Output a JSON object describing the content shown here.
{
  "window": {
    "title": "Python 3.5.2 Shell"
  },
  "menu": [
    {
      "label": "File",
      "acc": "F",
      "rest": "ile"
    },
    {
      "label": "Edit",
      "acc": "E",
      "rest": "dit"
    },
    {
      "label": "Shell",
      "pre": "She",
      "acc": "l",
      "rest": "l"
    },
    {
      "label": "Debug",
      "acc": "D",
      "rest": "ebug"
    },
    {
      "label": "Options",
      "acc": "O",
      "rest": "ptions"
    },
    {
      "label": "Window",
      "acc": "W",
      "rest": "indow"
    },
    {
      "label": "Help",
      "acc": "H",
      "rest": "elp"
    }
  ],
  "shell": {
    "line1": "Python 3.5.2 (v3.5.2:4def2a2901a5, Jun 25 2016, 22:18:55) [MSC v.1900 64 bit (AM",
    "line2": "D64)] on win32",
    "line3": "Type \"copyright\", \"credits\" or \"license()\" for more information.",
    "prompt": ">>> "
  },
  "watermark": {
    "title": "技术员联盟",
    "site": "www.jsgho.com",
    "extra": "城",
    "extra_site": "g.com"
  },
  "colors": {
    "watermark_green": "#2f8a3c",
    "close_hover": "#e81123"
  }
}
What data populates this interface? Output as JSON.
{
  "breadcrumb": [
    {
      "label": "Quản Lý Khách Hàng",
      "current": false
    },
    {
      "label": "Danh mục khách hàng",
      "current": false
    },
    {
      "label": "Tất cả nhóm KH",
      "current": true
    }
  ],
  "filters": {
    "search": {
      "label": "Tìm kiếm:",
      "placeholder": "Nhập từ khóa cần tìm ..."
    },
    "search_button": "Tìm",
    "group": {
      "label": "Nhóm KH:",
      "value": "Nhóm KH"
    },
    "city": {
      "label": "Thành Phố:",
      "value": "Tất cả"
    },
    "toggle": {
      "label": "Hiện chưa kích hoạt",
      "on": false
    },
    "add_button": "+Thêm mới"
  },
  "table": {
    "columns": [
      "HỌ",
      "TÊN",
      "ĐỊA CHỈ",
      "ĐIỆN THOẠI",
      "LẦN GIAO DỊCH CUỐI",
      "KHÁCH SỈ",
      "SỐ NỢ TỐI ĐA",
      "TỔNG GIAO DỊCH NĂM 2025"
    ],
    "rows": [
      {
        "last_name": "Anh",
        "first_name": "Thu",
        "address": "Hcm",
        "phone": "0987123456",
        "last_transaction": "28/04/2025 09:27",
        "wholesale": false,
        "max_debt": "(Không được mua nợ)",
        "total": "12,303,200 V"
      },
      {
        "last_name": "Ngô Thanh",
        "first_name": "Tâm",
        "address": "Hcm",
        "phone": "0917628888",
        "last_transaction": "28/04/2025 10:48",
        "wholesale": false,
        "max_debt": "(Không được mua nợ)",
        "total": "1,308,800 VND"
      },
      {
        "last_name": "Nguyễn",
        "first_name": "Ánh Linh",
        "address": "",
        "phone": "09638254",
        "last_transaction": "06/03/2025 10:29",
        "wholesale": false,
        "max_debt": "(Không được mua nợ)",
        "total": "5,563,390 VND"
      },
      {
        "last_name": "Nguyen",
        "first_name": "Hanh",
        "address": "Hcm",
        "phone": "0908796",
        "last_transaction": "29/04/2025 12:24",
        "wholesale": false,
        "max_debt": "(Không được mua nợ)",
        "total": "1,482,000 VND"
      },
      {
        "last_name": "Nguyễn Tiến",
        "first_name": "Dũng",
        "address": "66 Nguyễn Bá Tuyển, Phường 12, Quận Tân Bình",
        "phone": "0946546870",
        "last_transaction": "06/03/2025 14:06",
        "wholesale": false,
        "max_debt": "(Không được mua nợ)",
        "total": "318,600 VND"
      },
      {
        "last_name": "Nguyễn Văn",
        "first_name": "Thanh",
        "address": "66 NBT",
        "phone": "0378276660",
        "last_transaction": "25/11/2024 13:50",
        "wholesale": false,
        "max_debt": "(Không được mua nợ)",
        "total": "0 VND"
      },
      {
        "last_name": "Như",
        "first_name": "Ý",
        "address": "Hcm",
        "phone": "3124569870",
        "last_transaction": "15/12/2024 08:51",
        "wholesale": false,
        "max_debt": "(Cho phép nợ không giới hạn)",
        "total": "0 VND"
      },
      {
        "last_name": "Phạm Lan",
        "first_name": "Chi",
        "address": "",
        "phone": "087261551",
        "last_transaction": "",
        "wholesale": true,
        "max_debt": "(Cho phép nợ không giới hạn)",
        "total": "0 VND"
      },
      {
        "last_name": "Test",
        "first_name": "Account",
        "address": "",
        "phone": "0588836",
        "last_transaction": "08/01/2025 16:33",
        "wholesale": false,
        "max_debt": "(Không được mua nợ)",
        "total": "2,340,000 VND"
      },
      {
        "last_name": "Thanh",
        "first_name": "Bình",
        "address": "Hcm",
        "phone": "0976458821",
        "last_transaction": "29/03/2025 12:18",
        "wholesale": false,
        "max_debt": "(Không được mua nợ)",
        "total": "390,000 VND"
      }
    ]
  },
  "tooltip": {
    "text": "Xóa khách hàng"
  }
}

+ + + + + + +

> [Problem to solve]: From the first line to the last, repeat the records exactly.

> [Exercise solution]:
Output a JSON object describing the content shown here.
{
  "window": {
    "title": "Python 3.5.2 Shell"
  },
  "menu": [
    {
      "label": "File",
      "acc": "F",
      "rest": "ile"
    },
    {
      "label": "Edit",
      "acc": "E",
      "rest": "dit"
    },
    {
      "label": "Shell",
      "pre": "She",
      "acc": "l",
      "rest": "l"
    },
    {
      "label": "Debug",
      "acc": "D",
      "rest": "ebug"
    },
    {
      "label": "Options",
      "acc": "O",
      "rest": "ptions"
    },
    {
      "label": "Window",
      "acc": "W",
      "rest": "indow"
    },
    {
      "label": "Help",
      "acc": "H",
      "rest": "elp"
    }
  ],
  "shell": {
    "line1": "Python 3.5.2 (v3.5.2:4def2a2901a5, Jun 25 2016, 22:18:55) [MSC v.1900 64 bit (AM",
    "line2": "D64)] on win32",
    "line3": "Type \"copyright\", \"credits\" or \"license()\" for more information.",
    "prompt": ">>> "
  },
  "watermark": {
    "title": "技术员联盟",
    "site": "www.jsgho.com",
    "extra": "城",
    "extra_site": "g.com"
  },
  "colors": {
    "watermark_green": "#2f8a3c",
    "close_hover": "#e81123"
  }
}
What data populates this interface? Output as JSON.
{
  "breadcrumb": [
    {
      "label": "Quản Lý Khách Hàng",
      "current": false
    },
    {
      "label": "Danh mục khách hàng",
      "current": false
    },
    {
      "label": "Tất cả nhóm KH",
      "current": true
    }
  ],
  "filters": {
    "search": {
      "label": "Tìm kiếm:",
      "placeholder": "Nhập từ khóa cần tìm ..."
    },
    "search_button": "Tìm",
    "group": {
      "label": "Nhóm KH:",
      "value": "Nhóm KH"
    },
    "city": {
      "label": "Thành Phố:",
      "value": "Tất cả"
    },
    "toggle": {
      "label": "Hiện chưa kích hoạt",
      "on": false
    },
    "add_button": "+Thêm mới"
  },
  "table": {
    "columns": [
      "HỌ",
      "TÊN",
      "ĐỊA CHỈ",
      "ĐIỆN THOẠI",
      "LẦN GIAO DỊCH CUỐI",
      "KHÁCH SỈ",
      "SỐ NỢ TỐI ĐA",
      "TỔNG GIAO DỊCH NĂM 2025"
    ],
    "rows": [
      {
        "last_name": "Anh",
        "first_name": "Thu",
        "address": "Hcm",
        "phone": "0987123456",
        "last_transaction": "28/04/2025 09:27",
        "wholesale": false,
        "max_debt": "(Không được mua nợ)",
        "total": "12,303,200 V"
      },
      {
        "last_name": "Ngô Thanh",
        "first_name": "Tâm",
        "address": "Hcm",
        "phone": "0917628888",
        "last_transaction": "28/04/2025 10:48",
        "wholesale": false,
        "max_debt": "(Không được mua nợ)",
        "total": "1,308,800 VND"
      },
      {
        "last_name": "Nguyễn",
        "first_name": "Ánh Linh",
        "address": "",
        "phone": "09638254",
        "last_transaction": "06/03/2025 10:29",
        "wholesale": false,
        "max_debt": "(Không được mua nợ)",
        "total": "5,563,390 VND"
      },
      {
        "last_name": "Nguyen",
        "first_name": "Hanh",
        "address": "Hcm",
        "phone": "0908796",
        "last_transaction": "29/04/2025 12:24",
        "wholesale": false,
        "max_debt": "(Không được mua nợ)",
        "total": "1,482,000 VND"
      },
      {
        "last_name": "Nguyễn Tiến",
        "first_name": "Dũng",
        "address": "66 Nguyễn Bá Tuyển, Phường 12, Quận Tân Bình",
        "phone": "0946546870",
        "last_transaction": "06/03/2025 14:06",
        "wholesale": false,
        "max_debt": "(Không được mua nợ)",
        "total": "318,600 VND"
      },
      {
        "last_name": "Nguyễn Văn",
        "first_name": "Thanh",
        "address": "66 NBT",
        "phone": "0378276660",
        "last_transaction": "25/11/2024 13:50",
        "wholesale": false,
        "max_debt": "(Không được mua nợ)",
        "total": "0 VND"
      },
      {
        "last_name": "Như",
        "first_name": "Ý",
        "address": "Hcm",
        "phone": "3124569870",
        "last_transaction": "15/12/2024 08:51",
        "wholesale": false,
        "max_debt": "(Cho phép nợ không giới hạn)",
        "total": "0 VND"
      },
      {
        "last_name": "Phạm Lan",
        "first_name": "Chi",
        "address": "",
        "phone": "087261551",
        "last_transaction": "",
        "wholesale": true,
        "max_debt": "(Cho phép nợ không giới hạn)",
        "total": "0 VND"
      },
      {
        "last_name": "Test",
        "first_name": "Account",
        "address": "",
        "phone": "0588836",
        "last_transaction": "08/01/2025 16:33",
        "wholesale": false,
        "max_debt": "(Không được mua nợ)",
        "total": "2,340,000 VND"
      },
      {
        "last_name": "Thanh",
        "first_name": "Bình",
        "address": "Hcm",
        "phone": "0976458821",
        "last_transaction": "29/03/2025 12:18",
        "wholesale": false,
        "max_debt": "(Không được mua nợ)",
        "total": "390,000 VND"
      }
    ]
  },
  "tooltip": {
    "text": "Xóa khách hàng"
  }
}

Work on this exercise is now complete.